→ TASK GOAL:
Filter this material down to the lines that contain the string "mujedgeblob", and return those lines.

→ DATASET EXTRACT:
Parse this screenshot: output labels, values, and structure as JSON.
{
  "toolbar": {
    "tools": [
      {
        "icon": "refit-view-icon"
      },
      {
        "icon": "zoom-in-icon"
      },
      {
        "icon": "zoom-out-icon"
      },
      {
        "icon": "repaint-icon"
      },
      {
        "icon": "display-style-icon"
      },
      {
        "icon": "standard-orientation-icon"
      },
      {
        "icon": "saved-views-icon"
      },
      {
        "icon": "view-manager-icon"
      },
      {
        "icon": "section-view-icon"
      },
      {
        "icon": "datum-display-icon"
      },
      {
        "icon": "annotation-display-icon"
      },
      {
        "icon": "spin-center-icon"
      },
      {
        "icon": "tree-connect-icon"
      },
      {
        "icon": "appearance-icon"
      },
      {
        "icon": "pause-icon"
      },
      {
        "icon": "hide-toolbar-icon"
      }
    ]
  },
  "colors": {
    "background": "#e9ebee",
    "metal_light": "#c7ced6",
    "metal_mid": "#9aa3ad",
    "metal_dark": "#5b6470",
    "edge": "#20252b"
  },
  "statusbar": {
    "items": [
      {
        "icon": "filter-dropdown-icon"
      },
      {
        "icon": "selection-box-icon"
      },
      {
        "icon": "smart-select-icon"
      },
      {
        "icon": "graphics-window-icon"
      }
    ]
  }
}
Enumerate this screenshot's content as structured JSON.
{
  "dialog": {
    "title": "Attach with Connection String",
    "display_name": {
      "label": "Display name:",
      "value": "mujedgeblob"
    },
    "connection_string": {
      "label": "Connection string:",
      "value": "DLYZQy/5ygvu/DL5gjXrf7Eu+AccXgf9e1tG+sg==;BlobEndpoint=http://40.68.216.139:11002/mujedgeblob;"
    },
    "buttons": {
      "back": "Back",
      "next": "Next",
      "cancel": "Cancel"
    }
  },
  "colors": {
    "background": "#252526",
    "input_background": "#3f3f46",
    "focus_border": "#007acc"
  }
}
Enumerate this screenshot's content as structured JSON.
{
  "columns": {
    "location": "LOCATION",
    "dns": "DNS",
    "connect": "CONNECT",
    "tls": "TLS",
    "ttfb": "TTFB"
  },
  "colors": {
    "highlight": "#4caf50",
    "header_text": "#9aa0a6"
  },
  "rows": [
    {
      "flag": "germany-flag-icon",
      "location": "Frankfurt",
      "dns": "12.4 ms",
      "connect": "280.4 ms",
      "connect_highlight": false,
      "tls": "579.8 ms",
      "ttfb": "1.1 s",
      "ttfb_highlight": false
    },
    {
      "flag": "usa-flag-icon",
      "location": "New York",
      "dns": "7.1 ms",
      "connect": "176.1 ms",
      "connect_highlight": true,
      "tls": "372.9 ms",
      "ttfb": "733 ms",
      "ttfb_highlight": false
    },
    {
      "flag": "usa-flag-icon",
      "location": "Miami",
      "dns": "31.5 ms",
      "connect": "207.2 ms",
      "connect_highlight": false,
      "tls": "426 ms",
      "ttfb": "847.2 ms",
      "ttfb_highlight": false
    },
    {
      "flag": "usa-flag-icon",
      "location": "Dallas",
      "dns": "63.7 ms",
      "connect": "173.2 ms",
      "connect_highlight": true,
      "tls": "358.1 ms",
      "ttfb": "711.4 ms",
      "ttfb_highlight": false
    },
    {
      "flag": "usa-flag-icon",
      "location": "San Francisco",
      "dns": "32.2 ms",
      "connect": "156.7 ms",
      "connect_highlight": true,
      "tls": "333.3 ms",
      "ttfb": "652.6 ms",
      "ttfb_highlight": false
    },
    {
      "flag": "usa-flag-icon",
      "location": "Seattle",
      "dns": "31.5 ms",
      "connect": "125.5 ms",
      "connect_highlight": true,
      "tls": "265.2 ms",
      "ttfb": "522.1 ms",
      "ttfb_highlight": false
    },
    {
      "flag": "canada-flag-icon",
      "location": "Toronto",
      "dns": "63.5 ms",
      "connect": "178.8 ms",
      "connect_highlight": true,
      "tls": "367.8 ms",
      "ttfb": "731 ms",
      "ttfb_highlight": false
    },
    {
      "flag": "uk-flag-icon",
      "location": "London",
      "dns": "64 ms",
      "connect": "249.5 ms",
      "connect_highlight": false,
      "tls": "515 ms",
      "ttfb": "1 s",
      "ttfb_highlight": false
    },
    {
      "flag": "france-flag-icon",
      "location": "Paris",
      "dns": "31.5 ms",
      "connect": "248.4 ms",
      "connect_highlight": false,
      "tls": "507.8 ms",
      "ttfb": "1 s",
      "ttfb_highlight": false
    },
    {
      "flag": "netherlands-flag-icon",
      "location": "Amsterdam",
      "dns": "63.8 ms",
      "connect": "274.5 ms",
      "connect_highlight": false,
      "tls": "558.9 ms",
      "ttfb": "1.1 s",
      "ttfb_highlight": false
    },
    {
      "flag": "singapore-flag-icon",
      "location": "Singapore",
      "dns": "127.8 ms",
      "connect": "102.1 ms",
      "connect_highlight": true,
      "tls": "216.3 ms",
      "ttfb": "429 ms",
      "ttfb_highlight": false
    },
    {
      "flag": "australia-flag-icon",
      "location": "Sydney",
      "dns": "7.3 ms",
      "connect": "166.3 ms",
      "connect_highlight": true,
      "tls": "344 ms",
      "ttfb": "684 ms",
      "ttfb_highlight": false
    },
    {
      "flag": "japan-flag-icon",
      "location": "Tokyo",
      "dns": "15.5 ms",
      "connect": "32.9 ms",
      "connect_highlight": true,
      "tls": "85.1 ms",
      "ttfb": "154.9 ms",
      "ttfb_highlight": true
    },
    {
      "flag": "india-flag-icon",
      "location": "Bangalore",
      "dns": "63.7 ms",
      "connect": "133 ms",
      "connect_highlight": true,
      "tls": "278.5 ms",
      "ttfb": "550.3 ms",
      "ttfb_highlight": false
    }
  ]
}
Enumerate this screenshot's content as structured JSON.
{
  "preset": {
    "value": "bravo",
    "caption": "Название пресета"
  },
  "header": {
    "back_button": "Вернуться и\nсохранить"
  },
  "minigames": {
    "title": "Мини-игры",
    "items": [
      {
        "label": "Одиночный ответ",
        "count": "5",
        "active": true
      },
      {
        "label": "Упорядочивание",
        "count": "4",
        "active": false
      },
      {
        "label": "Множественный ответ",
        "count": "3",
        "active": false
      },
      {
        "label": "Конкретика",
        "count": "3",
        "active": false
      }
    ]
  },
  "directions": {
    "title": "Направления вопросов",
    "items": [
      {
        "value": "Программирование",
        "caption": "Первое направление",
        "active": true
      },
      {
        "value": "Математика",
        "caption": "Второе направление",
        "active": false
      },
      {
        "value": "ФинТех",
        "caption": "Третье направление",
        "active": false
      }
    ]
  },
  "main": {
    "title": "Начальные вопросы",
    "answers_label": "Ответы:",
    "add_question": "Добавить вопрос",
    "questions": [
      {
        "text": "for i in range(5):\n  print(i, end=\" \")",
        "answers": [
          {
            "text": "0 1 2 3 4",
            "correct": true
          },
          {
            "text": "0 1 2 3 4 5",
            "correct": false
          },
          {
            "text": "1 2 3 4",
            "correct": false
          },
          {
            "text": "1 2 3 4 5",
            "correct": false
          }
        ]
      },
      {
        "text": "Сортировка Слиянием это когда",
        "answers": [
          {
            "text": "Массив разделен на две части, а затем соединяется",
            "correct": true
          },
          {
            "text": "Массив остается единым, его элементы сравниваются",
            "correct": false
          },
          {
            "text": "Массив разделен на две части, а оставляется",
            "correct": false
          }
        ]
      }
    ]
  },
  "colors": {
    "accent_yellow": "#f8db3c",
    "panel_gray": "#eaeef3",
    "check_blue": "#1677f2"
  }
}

→ TASK OUTPUT:
      "value": "mujedgeblob"
      "value": "DLYZQy/5ygvu/DL5gjXrf7Eu+AccXgf9e1tG+sg==;BlobEndpoint=http://40.68.216.139:11002/mujedgeblob;"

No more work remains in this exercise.